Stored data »
·····

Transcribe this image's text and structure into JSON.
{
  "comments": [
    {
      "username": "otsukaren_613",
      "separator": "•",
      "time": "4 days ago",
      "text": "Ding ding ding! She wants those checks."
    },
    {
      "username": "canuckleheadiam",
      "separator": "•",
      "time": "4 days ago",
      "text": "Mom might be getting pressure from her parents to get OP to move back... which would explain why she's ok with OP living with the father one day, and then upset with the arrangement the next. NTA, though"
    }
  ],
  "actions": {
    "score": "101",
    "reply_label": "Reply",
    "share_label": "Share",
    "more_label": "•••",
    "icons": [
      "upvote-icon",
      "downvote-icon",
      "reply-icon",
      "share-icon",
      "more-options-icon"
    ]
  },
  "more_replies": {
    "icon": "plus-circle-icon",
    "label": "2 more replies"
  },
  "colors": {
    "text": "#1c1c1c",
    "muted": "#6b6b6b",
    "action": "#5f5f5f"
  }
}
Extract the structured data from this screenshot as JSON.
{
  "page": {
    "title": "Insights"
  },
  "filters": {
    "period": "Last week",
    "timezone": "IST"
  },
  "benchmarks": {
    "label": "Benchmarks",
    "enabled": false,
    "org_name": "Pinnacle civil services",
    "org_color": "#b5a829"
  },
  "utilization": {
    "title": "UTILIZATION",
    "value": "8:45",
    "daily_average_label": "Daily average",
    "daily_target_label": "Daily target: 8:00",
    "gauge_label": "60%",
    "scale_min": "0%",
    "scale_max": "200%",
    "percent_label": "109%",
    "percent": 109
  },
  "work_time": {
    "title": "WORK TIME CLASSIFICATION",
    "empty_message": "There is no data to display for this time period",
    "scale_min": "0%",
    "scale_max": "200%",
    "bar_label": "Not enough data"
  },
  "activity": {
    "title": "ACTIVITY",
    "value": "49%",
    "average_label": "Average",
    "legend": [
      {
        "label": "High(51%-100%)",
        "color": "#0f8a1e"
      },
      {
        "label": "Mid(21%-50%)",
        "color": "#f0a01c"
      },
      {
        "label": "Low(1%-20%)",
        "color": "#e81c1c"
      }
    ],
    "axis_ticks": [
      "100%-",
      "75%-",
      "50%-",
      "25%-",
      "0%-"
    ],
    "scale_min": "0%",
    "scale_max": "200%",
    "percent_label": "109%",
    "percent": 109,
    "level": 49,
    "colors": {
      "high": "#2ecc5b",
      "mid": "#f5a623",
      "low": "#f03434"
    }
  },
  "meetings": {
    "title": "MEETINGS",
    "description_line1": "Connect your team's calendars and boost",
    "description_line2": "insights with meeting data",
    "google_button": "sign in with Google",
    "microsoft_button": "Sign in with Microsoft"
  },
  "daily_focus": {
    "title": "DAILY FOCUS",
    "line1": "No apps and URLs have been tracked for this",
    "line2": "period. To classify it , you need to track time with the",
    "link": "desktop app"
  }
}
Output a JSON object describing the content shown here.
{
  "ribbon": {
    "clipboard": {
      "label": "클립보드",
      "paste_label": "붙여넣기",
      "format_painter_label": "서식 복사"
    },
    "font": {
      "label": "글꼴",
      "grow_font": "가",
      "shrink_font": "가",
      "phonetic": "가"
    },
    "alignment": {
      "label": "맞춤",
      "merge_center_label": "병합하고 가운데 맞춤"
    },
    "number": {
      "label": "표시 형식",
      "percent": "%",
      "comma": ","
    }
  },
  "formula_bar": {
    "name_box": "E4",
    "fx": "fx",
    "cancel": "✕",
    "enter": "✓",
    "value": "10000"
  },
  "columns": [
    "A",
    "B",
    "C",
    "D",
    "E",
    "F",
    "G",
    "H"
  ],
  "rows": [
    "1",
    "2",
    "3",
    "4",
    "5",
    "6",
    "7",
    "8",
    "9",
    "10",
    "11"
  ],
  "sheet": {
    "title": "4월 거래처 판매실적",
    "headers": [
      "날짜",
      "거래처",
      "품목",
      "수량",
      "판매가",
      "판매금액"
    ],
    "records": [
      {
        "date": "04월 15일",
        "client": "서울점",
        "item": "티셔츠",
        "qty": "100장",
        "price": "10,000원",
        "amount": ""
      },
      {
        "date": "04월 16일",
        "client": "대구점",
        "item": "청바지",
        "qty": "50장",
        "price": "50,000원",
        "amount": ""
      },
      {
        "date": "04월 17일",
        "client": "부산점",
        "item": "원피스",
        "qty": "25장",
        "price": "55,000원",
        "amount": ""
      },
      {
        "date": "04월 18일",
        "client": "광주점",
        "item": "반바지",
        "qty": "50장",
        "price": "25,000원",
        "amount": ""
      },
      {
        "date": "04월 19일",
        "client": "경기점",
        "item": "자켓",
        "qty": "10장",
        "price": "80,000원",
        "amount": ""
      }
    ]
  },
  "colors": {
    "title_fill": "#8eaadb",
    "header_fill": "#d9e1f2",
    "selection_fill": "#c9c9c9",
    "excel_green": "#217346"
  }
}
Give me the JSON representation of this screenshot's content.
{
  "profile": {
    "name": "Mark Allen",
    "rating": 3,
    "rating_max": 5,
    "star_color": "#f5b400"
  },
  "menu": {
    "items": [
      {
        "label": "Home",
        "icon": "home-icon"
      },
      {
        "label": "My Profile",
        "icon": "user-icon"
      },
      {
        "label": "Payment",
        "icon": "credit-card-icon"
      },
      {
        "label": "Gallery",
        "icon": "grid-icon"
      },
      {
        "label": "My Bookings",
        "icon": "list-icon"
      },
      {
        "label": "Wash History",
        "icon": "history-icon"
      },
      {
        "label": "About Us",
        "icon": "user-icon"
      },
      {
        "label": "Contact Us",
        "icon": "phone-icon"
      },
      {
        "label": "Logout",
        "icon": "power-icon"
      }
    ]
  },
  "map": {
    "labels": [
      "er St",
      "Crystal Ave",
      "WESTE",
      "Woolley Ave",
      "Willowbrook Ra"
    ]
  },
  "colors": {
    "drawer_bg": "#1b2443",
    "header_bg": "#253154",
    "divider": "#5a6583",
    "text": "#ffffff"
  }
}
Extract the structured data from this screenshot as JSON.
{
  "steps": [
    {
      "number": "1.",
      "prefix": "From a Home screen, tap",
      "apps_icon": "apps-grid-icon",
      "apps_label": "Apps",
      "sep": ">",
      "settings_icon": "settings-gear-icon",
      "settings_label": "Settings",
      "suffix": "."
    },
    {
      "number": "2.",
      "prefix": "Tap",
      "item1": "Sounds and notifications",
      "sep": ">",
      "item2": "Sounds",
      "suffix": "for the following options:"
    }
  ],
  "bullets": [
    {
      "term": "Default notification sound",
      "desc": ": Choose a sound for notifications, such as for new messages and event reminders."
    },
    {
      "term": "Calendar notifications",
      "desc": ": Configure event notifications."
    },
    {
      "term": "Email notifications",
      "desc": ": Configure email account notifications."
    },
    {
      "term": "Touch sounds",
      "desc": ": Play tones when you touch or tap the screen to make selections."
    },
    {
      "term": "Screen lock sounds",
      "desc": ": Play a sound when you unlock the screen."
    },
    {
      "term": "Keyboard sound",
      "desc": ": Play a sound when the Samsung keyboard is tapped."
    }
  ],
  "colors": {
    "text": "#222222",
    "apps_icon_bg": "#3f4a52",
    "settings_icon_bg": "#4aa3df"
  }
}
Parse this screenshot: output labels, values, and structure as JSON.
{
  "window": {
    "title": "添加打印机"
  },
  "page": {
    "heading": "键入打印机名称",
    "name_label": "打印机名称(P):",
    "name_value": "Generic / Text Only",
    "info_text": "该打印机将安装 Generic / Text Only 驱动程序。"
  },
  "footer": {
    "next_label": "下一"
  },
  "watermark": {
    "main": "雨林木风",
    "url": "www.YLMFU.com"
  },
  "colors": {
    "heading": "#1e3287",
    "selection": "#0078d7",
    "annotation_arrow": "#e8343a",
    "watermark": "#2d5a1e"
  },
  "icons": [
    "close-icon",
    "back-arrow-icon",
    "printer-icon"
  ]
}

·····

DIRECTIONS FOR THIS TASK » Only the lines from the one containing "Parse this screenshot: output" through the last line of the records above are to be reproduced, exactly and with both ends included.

RESPONSE BOX »
Parse this screenshot: output labels, values, and structure as JSON.
{
  "window": {
    "title": "添加打印机"
  },
  "page": {
    "heading": "键入打印机名称",
    "name_label": "打印机名称(P):",
    "name_value": "Generic / Text Only",
    "info_text": "该打印机将安装 Generic / Text Only 驱动程序。"
  },
  "footer": {
    "next_label": "下一"
  },
  "watermark": {
    "main": "雨林木风",
    "url": "www.YLMFU.com"
  },
  "colors": {
    "heading": "#1e3287",
    "selection": "#0078d7",
    "annotation_arrow": "#e8343a",
    "watermark": "#2d5a1e"
  },
  "icons": [
    "close-icon",
    "back-arrow-icon",
    "printer-icon"
  ]
}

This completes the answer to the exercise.